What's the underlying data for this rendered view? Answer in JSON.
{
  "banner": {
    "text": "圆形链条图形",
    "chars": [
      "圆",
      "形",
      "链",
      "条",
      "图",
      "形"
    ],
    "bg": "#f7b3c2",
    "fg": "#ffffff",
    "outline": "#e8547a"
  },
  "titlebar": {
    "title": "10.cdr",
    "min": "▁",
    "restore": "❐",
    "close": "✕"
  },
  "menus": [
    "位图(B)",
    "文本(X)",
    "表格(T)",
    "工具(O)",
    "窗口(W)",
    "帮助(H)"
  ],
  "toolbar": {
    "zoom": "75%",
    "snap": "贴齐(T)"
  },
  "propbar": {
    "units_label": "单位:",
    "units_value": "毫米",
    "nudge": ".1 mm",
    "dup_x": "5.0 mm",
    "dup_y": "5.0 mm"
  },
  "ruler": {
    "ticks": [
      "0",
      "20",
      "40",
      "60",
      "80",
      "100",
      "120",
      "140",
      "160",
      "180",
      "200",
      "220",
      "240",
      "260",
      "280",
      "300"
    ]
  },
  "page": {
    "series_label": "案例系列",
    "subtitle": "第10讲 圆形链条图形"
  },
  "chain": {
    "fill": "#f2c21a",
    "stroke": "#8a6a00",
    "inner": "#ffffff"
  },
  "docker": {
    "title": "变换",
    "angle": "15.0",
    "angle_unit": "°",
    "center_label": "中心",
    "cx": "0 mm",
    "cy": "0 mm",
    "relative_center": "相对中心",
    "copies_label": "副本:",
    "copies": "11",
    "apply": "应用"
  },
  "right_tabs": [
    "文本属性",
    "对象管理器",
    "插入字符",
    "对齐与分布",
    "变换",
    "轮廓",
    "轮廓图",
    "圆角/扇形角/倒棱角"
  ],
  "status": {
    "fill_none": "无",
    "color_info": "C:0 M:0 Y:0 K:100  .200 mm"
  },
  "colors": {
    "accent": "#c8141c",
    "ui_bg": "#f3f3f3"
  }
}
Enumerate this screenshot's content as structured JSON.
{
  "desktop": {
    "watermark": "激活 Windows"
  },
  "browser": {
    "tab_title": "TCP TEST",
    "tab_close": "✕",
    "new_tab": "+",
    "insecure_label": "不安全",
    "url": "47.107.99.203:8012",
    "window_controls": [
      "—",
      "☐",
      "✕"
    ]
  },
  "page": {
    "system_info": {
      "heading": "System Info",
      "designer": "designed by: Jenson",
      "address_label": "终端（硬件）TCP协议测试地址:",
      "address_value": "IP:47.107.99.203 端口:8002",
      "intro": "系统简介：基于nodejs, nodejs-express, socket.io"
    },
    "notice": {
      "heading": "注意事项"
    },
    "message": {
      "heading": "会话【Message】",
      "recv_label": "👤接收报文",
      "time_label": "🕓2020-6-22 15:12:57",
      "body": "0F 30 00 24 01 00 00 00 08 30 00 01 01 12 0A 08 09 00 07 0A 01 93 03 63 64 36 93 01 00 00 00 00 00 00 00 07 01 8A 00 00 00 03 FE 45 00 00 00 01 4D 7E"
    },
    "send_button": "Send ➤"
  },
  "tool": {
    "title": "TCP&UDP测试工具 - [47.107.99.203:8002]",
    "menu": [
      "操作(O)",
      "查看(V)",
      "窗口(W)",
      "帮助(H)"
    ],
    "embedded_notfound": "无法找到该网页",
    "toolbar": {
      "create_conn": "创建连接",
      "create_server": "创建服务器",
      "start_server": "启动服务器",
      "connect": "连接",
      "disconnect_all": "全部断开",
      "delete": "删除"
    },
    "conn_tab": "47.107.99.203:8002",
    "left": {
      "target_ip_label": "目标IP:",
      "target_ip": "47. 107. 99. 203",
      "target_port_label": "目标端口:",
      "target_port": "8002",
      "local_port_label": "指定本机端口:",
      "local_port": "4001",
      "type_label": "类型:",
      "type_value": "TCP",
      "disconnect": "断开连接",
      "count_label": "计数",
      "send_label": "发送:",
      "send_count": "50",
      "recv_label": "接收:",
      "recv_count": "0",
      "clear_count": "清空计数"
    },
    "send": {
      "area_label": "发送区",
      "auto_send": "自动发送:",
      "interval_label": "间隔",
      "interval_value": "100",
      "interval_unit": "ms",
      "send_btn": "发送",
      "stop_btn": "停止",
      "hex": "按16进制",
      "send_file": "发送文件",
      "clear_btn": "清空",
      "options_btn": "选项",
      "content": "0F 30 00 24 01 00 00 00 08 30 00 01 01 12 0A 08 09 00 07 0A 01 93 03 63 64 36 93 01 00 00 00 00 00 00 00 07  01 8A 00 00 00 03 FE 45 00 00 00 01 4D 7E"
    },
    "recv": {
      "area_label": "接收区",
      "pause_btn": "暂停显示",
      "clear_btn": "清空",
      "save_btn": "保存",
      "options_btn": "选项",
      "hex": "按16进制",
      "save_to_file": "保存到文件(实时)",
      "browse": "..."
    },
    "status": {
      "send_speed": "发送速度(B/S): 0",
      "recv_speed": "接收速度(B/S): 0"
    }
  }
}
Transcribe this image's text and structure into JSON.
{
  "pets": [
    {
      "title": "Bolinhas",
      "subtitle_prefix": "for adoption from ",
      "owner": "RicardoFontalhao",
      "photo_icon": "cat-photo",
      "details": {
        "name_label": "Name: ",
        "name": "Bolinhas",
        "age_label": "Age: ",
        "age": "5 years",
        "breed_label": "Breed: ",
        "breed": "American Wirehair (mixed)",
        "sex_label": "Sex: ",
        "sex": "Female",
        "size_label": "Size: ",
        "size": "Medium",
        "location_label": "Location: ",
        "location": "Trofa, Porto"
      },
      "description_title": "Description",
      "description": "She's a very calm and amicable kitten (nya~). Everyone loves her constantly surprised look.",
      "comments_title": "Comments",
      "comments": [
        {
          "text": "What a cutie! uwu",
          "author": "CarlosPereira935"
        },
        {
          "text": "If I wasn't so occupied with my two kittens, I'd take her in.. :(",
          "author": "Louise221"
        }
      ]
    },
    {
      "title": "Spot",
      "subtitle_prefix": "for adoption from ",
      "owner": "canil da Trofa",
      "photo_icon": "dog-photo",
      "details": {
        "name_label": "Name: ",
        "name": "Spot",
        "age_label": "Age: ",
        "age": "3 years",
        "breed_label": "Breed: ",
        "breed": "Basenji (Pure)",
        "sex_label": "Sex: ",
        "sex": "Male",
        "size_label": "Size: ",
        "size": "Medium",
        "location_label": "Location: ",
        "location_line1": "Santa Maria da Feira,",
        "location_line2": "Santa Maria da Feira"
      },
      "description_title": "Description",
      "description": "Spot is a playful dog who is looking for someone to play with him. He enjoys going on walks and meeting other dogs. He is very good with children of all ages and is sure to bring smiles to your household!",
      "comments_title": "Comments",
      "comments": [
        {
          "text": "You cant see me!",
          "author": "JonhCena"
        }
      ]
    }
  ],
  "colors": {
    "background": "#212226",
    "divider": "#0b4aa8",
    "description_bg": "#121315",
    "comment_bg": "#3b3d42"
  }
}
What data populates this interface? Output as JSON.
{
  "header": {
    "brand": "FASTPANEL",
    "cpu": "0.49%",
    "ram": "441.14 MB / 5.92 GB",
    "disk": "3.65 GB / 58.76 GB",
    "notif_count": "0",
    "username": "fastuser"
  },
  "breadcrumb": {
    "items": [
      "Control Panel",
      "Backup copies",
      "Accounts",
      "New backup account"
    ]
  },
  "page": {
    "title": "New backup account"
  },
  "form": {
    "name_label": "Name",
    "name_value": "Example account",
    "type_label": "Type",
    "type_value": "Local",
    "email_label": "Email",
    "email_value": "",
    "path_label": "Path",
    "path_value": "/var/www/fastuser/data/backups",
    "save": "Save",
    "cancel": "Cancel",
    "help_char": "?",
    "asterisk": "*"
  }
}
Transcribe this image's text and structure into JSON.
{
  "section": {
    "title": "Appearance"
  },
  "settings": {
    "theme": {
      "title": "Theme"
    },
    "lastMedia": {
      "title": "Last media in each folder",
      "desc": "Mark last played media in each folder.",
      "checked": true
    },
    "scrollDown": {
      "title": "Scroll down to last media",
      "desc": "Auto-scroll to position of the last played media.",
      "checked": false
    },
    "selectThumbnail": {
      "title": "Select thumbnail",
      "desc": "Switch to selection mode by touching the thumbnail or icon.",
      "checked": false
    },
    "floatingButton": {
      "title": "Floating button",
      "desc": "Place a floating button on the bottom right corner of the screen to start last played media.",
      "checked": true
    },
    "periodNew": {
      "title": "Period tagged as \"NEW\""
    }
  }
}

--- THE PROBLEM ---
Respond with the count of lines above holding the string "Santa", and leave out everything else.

--- RESPONSE AREA ---
2